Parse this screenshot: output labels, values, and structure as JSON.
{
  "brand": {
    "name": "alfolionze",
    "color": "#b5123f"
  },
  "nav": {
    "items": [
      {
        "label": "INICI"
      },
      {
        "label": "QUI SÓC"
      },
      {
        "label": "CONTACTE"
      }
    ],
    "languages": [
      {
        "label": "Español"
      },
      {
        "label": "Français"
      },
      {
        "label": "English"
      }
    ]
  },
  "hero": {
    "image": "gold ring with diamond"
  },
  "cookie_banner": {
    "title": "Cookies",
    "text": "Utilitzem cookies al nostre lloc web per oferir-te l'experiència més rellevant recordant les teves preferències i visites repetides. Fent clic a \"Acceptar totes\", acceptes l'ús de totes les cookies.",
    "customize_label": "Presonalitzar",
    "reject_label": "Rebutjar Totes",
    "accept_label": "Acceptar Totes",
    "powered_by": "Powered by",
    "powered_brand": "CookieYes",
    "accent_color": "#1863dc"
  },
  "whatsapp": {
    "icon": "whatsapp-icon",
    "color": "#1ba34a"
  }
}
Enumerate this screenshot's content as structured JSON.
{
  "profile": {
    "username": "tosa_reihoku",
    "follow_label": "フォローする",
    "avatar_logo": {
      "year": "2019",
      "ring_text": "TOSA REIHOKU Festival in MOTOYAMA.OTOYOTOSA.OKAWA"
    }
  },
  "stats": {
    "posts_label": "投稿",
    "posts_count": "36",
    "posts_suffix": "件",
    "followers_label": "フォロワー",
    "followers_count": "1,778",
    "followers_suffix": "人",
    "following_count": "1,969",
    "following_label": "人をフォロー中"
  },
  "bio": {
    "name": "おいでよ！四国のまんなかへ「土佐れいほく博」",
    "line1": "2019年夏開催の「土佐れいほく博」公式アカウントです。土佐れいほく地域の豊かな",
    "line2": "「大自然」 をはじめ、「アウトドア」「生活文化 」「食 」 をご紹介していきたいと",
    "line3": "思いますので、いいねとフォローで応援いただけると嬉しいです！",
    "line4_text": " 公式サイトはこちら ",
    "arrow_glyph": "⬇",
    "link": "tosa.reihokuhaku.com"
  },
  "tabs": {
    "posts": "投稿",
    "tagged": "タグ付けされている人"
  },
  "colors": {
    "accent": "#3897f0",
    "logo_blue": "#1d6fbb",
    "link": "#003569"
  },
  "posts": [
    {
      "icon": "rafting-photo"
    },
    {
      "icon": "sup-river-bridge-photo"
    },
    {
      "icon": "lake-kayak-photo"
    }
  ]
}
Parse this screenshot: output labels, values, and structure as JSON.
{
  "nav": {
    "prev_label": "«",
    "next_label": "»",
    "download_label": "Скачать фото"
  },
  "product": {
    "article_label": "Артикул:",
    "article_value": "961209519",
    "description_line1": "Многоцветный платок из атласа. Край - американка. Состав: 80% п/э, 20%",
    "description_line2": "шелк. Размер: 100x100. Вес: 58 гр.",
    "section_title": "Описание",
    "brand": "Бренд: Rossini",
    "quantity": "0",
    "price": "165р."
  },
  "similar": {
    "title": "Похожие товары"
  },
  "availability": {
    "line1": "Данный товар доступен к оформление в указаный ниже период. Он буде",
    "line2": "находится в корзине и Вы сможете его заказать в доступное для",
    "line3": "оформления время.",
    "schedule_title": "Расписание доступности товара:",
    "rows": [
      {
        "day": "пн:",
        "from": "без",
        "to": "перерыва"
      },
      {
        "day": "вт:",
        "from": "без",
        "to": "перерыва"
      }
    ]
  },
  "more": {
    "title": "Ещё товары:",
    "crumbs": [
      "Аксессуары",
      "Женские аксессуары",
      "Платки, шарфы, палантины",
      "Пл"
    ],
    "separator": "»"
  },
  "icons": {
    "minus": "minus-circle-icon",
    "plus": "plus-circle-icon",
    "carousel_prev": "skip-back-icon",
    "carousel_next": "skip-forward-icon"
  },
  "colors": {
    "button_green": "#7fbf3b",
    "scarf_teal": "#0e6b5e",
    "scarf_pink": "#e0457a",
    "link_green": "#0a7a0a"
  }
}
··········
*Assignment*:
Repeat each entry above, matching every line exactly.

*Solution below*:
Parse this screenshot: output labels, values, and structure as JSON.
{
  "brand": {
    "name": "alfolionze",
    "color": "#b5123f"
  },
  "nav": {
    "items": [
      {
        "label": "INICI"
      },
      {
        "label": "QUI SÓC"
      },
      {
        "label": "CONTACTE"
      }
    ],
    "languages": [
      {
        "label": "Español"
      },
      {
        "label": "Français"
      },
      {
        "label": "English"
      }
    ]
  },
  "hero": {
    "image": "gold ring with diamond"
  },
  "cookie_banner": {
    "title": "Cookies",
    "text": "Utilitzem cookies al nostre lloc web per oferir-te l'experiència més rellevant recordant les teves preferències i visites repetides. Fent clic a \"Acceptar totes\", acceptes l'ús de totes les cookies.",
    "customize_label": "Presonalitzar",
    "reject_label": "Rebutjar Totes",
    "accept_label": "Acceptar Totes",
    "powered_by": "Powered by",
    "powered_brand": "CookieYes",
    "accent_color": "#1863dc"
  },
  "whatsapp": {
    "icon": "whatsapp-icon",
    "color": "#1ba34a"
  }
}
Enumerate this screenshot's content as structured JSON.
{
  "profile": {
    "username": "tosa_reihoku",
    "follow_label": "フォローする",
    "avatar_logo": {
      "year": "2019",
      "ring_text": "TOSA REIHOKU Festival in MOTOYAMA.OTOYOTOSA.OKAWA"
    }
  },
  "stats": {
    "posts_label": "投稿",
    "posts_count": "36",
    "posts_suffix": "件",
    "followers_label": "フォロワー",
    "followers_count": "1,778",
    "followers_suffix": "人",
    "following_count": "1,969",
    "following_label": "人をフォロー中"
  },
  "bio": {
    "name": "おいでよ！四国のまんなかへ「土佐れいほく博」",
    "line1": "2019年夏開催の「土佐れいほく博」公式アカウントです。土佐れいほく地域の豊かな",
    "line2": "「大自然」 をはじめ、「アウトドア」「生活文化 」「食 」 をご紹介していきたいと",
    "line3": "思いますので、いいねとフォローで応援いただけると嬉しいです！",
    "line4_text": " 公式サイトはこちら ",
    "arrow_glyph": "⬇",
    "link": "tosa.reihokuhaku.com"
  },
  "tabs": {
    "posts": "投稿",
    "tagged": "タグ付けされている人"
  },
  "colors": {
    "accent": "#3897f0",
    "logo_blue": "#1d6fbb",
    "link": "#003569"
  },
  "posts": [
    {
      "icon": "rafting-photo"
    },
    {
      "icon": "sup-river-bridge-photo"
    },
    {
      "icon": "lake-kayak-photo"
    }
  ]
}
Parse this screenshot: output labels, values, and structure as JSON.
{
  "nav": {
    "prev_label": "«",
    "next_label": "»",
    "download_label": "Скачать фото"
  },
  "product": {
    "article_label": "Артикул:",
    "article_value": "961209519",
    "description_line1": "Многоцветный платок из атласа. Край - американка. Состав: 80% п/э, 20%",
    "description_line2": "шелк. Размер: 100x100. Вес: 58 гр.",
    "section_title": "Описание",
    "brand": "Бренд: Rossini",
    "quantity": "0",
    "price": "165р."
  },
  "similar": {
    "title": "Похожие товары"
  },
  "availability": {
    "line1": "Данный товар доступен к оформление в указаный ниже период. Он буде",
    "line2": "находится в корзине и Вы сможете его заказать в доступное для",
    "line3": "оформления время.",
    "schedule_title": "Расписание доступности товара:",
    "rows": [
      {
        "day": "пн:",
        "from": "без",
        "to": "перерыва"
      },
      {
        "day": "вт:",
        "from": "без",
        "to": "перерыва"
      }
    ]
  },
  "more": {
    "title": "Ещё товары:",
    "crumbs": [
      "Аксессуары",
      "Женские аксессуары",
      "Платки, шарфы, палантины",
      "Пл"
    ],
    "separator": "»"
  },
  "icons": {
    "minus": "minus-circle-icon",
    "plus": "plus-circle-icon",
    "carousel_prev": "skip-back-icon",
    "carousel_next": "skip-forward-icon"
  },
  "colors": {
    "button_green": "#7fbf3b",
    "scarf_teal": "#0e6b5e",
    "scarf_pink": "#e0457a",
    "link_green": "#0a7a0a"
  }
}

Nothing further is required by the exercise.